### PROBLEM DETAILS
Read through the lines below and copy the ones holding the string "Total".

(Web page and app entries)
···

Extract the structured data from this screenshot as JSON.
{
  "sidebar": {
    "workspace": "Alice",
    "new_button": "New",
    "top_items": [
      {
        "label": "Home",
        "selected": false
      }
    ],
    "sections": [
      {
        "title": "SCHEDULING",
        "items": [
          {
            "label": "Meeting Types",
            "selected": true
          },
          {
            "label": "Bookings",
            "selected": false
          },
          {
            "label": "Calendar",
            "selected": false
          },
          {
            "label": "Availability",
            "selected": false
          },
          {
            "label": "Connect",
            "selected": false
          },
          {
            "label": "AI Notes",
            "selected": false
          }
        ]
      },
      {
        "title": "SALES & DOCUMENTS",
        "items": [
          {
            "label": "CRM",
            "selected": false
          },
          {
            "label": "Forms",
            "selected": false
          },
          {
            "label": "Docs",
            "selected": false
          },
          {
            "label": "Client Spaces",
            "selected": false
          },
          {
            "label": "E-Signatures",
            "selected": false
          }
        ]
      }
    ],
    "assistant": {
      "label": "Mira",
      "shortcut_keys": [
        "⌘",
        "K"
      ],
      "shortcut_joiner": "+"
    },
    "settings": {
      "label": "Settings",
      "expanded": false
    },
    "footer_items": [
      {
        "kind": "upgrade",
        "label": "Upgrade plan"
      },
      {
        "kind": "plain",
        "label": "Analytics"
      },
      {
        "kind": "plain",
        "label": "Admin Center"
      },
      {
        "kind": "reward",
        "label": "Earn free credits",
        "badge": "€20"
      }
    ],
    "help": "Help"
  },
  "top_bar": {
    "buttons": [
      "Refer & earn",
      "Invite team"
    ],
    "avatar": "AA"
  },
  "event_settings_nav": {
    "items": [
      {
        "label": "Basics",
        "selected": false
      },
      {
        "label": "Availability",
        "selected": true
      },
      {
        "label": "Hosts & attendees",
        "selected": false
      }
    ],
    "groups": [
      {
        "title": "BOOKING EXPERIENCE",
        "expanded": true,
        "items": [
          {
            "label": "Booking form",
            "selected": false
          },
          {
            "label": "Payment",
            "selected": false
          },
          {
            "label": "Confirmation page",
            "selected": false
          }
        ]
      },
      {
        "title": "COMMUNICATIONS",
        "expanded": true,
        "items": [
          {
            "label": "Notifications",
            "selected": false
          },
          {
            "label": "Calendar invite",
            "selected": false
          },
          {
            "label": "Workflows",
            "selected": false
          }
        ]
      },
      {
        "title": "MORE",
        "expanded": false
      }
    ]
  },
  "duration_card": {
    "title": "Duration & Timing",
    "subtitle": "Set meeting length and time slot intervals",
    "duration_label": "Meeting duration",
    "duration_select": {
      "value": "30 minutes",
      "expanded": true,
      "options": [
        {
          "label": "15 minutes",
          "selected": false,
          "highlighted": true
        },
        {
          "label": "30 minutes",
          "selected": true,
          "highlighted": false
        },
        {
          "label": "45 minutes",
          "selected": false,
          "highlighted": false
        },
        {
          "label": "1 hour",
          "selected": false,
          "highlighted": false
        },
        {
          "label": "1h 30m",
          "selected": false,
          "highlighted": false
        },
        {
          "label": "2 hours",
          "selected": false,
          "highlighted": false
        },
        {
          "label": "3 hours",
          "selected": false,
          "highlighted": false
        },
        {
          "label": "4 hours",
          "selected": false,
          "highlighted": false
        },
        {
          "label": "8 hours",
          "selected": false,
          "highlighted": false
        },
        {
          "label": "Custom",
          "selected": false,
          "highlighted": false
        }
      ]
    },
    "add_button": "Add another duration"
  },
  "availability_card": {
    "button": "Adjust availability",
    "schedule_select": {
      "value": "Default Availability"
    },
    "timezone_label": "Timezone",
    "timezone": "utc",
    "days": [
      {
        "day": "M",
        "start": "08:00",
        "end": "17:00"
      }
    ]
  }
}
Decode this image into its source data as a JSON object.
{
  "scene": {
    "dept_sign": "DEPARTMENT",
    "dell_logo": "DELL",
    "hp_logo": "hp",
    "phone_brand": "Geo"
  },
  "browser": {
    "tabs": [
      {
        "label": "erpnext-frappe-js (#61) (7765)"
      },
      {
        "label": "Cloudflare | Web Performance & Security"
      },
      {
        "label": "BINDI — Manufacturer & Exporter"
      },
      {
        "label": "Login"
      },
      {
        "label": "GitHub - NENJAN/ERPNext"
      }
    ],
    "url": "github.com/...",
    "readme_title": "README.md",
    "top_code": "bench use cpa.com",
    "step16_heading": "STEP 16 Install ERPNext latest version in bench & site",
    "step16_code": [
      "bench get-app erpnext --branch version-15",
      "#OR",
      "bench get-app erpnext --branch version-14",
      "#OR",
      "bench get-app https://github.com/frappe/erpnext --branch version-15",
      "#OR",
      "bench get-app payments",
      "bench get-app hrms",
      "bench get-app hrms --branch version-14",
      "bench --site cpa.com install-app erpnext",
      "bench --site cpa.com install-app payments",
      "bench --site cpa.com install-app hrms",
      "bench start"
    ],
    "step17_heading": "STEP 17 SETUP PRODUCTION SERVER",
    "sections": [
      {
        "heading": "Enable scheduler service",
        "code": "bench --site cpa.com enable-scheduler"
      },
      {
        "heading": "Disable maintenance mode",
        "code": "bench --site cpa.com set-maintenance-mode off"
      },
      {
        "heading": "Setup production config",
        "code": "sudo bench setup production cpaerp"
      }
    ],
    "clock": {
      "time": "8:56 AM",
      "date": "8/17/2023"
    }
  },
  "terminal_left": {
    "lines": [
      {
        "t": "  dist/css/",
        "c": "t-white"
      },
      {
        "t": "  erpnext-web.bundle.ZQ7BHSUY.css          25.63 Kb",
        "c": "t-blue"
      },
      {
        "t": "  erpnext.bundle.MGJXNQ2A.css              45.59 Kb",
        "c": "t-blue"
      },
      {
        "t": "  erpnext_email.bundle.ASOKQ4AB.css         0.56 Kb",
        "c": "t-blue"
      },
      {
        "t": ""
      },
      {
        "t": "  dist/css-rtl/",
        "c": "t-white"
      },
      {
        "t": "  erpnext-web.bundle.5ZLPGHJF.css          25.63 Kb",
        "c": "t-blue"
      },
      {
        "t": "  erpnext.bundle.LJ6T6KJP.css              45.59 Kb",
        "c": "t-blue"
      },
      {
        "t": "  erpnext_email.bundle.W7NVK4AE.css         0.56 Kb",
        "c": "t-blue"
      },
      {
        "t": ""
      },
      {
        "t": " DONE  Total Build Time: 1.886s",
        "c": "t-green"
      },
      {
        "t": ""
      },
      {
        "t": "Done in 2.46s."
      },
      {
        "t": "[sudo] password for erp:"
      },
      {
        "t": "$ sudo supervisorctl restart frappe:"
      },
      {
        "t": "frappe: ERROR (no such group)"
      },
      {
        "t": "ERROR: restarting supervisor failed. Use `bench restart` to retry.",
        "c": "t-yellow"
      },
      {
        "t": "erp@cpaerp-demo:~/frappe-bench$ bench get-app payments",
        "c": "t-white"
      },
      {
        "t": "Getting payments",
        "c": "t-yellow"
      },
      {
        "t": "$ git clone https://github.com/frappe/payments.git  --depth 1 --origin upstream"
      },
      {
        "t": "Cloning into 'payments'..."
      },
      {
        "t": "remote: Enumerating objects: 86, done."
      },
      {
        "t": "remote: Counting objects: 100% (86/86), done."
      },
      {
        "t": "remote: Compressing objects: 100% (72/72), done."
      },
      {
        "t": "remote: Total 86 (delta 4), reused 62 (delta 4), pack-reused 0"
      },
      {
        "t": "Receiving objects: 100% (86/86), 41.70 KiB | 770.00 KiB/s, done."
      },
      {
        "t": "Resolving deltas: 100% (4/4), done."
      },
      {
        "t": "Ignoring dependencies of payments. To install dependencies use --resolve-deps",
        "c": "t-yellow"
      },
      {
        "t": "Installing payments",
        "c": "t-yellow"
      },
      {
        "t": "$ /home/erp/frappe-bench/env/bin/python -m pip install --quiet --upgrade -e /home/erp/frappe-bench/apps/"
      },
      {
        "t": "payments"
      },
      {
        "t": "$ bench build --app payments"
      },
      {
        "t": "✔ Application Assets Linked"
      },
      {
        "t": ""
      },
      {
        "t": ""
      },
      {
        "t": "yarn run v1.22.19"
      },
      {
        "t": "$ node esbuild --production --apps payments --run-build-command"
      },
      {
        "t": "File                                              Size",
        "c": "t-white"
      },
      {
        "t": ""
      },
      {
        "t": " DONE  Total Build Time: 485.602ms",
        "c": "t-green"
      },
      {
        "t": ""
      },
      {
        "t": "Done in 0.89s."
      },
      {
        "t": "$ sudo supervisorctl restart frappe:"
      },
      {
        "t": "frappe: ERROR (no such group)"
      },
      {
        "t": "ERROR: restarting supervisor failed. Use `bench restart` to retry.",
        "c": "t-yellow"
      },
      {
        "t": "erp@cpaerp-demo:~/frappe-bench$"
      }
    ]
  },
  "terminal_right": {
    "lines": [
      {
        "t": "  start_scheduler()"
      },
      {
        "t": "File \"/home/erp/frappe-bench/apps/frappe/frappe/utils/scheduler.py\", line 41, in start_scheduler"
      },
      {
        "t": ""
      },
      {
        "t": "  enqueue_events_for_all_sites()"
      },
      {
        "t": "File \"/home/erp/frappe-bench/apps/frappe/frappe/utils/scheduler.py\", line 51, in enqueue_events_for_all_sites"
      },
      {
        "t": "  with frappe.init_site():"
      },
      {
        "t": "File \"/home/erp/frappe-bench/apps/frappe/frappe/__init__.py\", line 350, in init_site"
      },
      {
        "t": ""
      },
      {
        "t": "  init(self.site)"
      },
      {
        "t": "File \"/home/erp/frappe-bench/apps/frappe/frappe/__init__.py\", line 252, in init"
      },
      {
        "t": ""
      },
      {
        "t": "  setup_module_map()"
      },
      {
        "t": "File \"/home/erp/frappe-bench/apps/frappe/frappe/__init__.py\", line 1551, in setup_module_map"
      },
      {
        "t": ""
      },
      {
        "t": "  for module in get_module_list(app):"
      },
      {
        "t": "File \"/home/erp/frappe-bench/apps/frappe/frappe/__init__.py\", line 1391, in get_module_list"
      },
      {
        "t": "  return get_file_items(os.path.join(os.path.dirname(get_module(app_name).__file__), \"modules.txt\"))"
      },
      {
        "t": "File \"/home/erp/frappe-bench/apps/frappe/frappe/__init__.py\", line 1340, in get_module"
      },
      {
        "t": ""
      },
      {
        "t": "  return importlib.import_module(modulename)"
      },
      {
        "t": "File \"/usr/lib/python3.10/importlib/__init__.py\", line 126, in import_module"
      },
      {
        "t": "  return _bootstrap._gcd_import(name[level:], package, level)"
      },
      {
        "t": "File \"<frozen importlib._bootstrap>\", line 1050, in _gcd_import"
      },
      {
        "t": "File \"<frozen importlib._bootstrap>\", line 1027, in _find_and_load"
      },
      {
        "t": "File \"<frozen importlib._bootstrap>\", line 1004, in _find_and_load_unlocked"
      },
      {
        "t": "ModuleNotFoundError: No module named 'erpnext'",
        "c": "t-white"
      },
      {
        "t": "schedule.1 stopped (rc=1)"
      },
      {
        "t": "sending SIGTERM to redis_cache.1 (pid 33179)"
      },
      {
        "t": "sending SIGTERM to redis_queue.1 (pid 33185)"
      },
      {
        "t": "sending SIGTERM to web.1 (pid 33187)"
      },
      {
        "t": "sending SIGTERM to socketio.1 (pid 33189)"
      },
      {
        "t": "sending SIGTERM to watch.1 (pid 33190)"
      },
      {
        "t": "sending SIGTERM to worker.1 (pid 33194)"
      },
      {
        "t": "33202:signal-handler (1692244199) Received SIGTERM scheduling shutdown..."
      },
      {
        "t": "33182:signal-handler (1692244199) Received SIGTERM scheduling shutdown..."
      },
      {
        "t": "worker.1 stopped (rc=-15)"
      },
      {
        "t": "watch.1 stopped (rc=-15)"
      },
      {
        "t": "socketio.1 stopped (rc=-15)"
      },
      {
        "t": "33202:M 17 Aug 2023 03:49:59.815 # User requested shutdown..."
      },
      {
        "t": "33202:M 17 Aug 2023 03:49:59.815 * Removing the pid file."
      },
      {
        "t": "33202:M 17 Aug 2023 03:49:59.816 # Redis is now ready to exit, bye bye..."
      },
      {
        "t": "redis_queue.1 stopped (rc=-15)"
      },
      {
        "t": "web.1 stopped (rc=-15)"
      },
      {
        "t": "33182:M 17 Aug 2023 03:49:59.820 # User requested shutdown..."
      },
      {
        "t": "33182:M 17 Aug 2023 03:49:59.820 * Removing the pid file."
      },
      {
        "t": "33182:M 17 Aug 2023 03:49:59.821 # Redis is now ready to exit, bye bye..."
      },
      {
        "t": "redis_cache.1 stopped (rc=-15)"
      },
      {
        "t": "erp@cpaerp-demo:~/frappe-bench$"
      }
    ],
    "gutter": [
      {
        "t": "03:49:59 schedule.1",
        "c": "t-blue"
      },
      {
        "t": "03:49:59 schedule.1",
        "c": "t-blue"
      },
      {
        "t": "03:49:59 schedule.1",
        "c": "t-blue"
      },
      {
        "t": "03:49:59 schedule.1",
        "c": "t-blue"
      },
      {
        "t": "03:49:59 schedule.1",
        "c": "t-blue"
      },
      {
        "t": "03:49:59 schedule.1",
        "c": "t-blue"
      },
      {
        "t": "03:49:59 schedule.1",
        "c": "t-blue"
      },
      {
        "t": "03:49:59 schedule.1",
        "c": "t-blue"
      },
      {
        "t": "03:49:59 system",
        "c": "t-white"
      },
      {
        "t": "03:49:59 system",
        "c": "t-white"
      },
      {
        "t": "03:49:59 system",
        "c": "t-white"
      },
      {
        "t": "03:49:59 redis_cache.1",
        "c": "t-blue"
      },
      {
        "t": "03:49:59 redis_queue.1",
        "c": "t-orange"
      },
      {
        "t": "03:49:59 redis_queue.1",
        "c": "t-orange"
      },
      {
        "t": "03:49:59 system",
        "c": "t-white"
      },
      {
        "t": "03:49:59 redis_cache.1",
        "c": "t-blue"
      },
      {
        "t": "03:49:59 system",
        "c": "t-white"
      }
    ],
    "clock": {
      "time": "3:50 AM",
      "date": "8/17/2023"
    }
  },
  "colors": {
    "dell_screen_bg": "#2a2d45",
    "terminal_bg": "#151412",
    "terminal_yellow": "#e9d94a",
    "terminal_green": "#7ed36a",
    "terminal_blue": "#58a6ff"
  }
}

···

### FINISHED TASK
        "t": " DONE  Total Build Time: 1.886s",
        "t": "remote: Total 86 (delta 4), reused 62 (delta 4), pack-reused 0"
        "t": " DONE  Total Build Time: 485.602ms",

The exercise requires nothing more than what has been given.